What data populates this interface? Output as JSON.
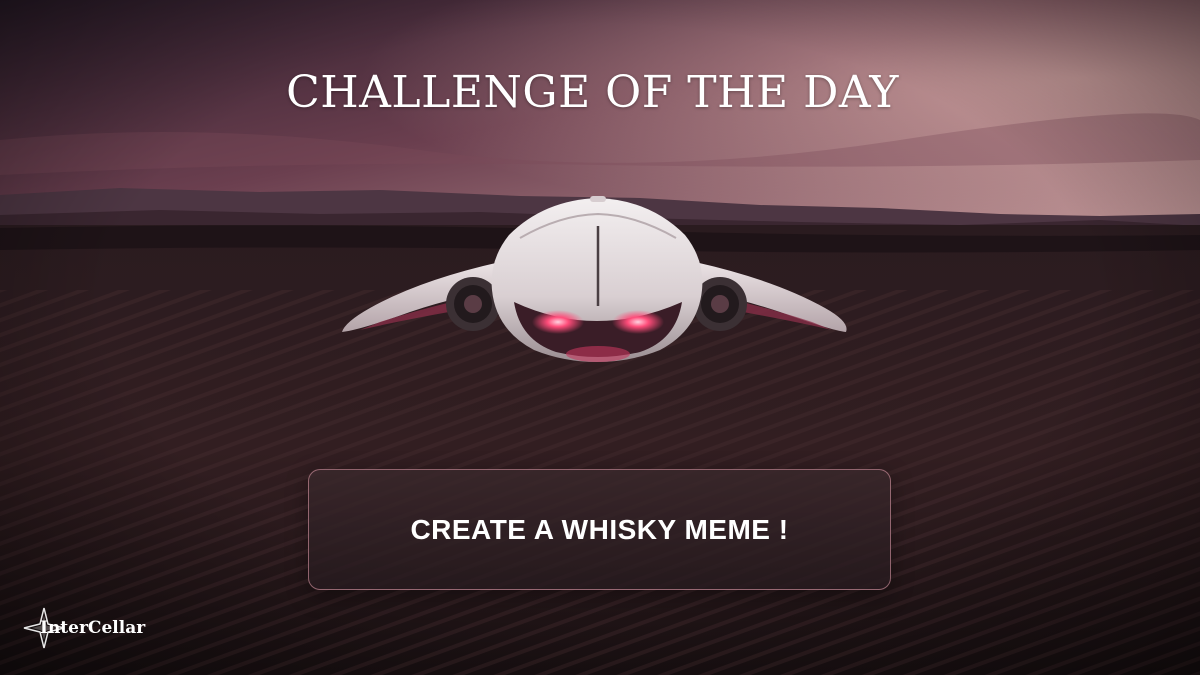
{
  "header": {
    "title": "CHALLENGE OF THE DAY"
  },
  "cta": {
    "label": "CREATE A WHISKY MEME !"
  },
  "brand": {
    "name": "InterCellar"
  },
  "colors": {
    "sky_top": "#3a2533",
    "sky_horizon": "#c5828a",
    "field": "#261719",
    "button_border": "#e6a0af",
    "ship_body": "#e8e2e4",
    "ship_glow": "#ff4d7a"
  },
  "icons": {
    "logo": "diamond-star-icon"
  }
}
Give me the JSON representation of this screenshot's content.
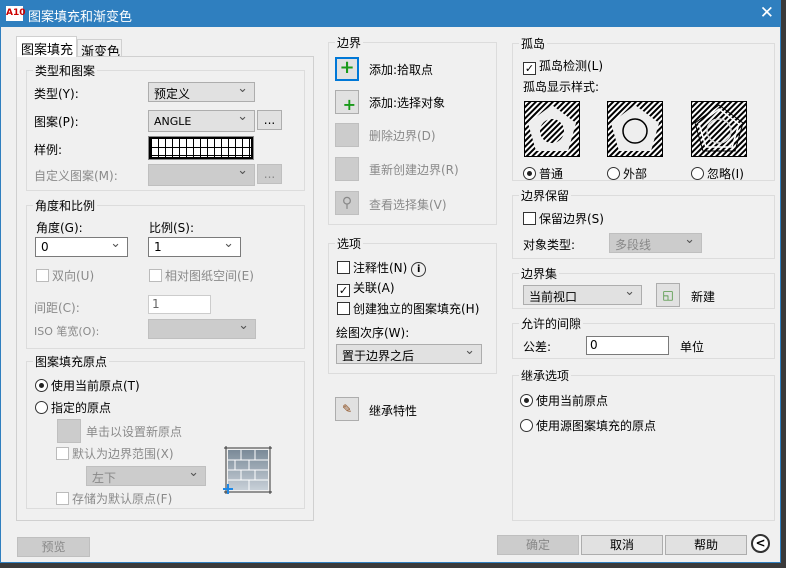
{
  "window": {
    "title": "图案填充和渐变色",
    "logo": "A10"
  },
  "tabs": [
    {
      "label": "图案填充"
    },
    {
      "label": "渐变色"
    }
  ],
  "type_pattern": {
    "title": "类型和图案",
    "type_label": "类型(Y):",
    "type_value": "预定义",
    "pattern_label": "图案(P):",
    "pattern_value": "ANGLE",
    "browse": "...",
    "sample_label": "样例:",
    "custom_label": "自定义图案(M):"
  },
  "angle_scale": {
    "title": "角度和比例",
    "angle_label": "角度(G):",
    "angle_value": "0",
    "scale_label": "比例(S):",
    "scale_value": "1",
    "double_label": "双向(U)",
    "relative_label": "相对图纸空间(E)",
    "spacing_label": "间距(C):",
    "spacing_value": "1",
    "iso_label": "ISO 笔宽(O):"
  },
  "origin": {
    "title": "图案填充原点",
    "use_current": "使用当前原点(T)",
    "specified": "指定的原点",
    "click_set": "单击以设置新原点",
    "default_extent": "默认为边界范围(X)",
    "extent_value": "左下",
    "store_default": "存储为默认原点(F)"
  },
  "boundaries": {
    "title": "边界",
    "items": [
      {
        "label": "添加:拾取点",
        "enabled": true
      },
      {
        "label": "添加:选择对象",
        "enabled": true
      },
      {
        "label": "删除边界(D)",
        "enabled": false
      },
      {
        "label": "重新创建边界(R)",
        "enabled": false
      },
      {
        "label": "查看选择集(V)",
        "enabled": false
      }
    ]
  },
  "options": {
    "title": "选项",
    "annotative": "注释性(N)",
    "associative": "关联(A)",
    "separate": "创建独立的图案填充(H)",
    "draw_order_label": "绘图次序(W):",
    "draw_order_value": "置于边界之后"
  },
  "inherit": {
    "label": "继承特性"
  },
  "islands": {
    "title": "孤岛",
    "detect": "孤岛检测(L)",
    "style_label": "孤岛显示样式:",
    "styles": [
      "普通",
      "外部",
      "忽略(I)"
    ]
  },
  "retain": {
    "title": "边界保留",
    "retain_label": "保留边界(S)",
    "object_type_label": "对象类型:",
    "object_type_value": "多段线"
  },
  "boundary_set": {
    "title": "边界集",
    "value": "当前视口",
    "new_label": "新建"
  },
  "gap": {
    "title": "允许的间隙",
    "tolerance_label": "公差:",
    "tolerance_value": "0",
    "unit": "单位"
  },
  "inherit_options": {
    "title": "继承选项",
    "use_current": "使用当前原点",
    "use_source": "使用源图案填充的原点"
  },
  "footer": {
    "preview": "预览",
    "ok": "确定",
    "cancel": "取消",
    "help": "帮助",
    "collapse": "<"
  }
}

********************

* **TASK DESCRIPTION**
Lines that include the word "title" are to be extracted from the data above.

* **FINAL ANSWER**
    "title": "CHALLENGE OF THE DAY"
    "title": "图案填充和渐变色",
    "title": "类型和图案",
    "title": "角度和比例",
    "title": "图案填充原点",
    "title": "边界",
    "title": "选项",
    "title": "孤岛",
    "title": "边界保留",
    "title": "边界集",
    "title": "允许的间隙",
    "title": "继承选项",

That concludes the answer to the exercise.